- Required work
Please report how many lines in the data below contain "name". Nothing besides the number should be written.

- Dataset records
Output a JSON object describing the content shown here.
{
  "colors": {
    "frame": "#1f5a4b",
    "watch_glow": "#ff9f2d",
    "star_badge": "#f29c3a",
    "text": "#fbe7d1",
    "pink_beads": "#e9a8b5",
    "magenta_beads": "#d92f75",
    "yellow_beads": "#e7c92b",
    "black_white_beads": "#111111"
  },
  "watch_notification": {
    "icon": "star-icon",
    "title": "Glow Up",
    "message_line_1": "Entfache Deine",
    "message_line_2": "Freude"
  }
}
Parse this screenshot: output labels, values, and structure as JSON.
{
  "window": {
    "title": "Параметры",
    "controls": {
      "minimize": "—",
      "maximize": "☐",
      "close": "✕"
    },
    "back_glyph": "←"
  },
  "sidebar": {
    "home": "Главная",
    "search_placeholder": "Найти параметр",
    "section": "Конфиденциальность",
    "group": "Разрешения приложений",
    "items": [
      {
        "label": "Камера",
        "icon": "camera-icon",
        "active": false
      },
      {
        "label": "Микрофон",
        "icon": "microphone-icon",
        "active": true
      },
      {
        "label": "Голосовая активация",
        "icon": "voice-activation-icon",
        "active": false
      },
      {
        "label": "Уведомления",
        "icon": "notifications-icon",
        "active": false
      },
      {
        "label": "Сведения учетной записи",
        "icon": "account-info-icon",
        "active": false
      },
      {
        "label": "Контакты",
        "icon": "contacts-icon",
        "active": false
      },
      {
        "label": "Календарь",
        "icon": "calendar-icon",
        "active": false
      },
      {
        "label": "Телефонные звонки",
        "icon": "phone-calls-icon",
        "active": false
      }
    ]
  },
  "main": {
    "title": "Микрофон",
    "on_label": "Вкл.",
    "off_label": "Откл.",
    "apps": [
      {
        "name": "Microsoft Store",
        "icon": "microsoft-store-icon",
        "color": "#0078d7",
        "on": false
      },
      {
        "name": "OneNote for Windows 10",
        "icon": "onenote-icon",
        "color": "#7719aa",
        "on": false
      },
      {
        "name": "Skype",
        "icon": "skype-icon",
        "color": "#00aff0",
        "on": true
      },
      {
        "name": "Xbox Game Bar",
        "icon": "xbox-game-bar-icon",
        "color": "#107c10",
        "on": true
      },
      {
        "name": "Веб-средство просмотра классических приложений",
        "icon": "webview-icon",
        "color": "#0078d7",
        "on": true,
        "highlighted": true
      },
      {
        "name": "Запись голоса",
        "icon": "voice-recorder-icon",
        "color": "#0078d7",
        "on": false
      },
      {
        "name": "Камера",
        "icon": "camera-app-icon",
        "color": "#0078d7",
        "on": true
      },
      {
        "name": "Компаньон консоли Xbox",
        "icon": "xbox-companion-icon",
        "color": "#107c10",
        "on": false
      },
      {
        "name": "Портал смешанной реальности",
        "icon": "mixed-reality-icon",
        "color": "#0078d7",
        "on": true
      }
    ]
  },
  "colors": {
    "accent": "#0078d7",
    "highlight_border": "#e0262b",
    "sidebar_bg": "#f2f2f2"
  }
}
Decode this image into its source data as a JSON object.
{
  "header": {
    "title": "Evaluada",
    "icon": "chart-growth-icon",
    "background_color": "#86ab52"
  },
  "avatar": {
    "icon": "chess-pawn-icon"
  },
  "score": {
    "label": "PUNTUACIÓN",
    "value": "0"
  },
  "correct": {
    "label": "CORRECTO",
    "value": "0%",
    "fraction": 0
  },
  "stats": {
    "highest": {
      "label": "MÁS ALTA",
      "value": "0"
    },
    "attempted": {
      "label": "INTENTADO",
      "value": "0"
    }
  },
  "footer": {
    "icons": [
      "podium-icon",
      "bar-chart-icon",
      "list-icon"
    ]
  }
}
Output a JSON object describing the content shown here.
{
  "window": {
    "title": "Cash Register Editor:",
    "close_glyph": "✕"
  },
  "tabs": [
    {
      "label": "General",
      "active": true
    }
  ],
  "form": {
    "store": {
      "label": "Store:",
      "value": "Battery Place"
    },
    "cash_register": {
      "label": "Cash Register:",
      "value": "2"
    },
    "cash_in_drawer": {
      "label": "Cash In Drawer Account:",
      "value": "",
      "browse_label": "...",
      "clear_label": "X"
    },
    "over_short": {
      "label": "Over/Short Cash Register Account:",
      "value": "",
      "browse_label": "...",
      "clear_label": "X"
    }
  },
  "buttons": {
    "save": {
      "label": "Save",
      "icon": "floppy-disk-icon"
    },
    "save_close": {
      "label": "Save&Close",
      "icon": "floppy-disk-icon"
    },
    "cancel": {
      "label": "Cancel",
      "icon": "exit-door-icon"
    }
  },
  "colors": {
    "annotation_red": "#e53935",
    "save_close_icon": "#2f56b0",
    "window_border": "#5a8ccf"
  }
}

- Exercise solution
9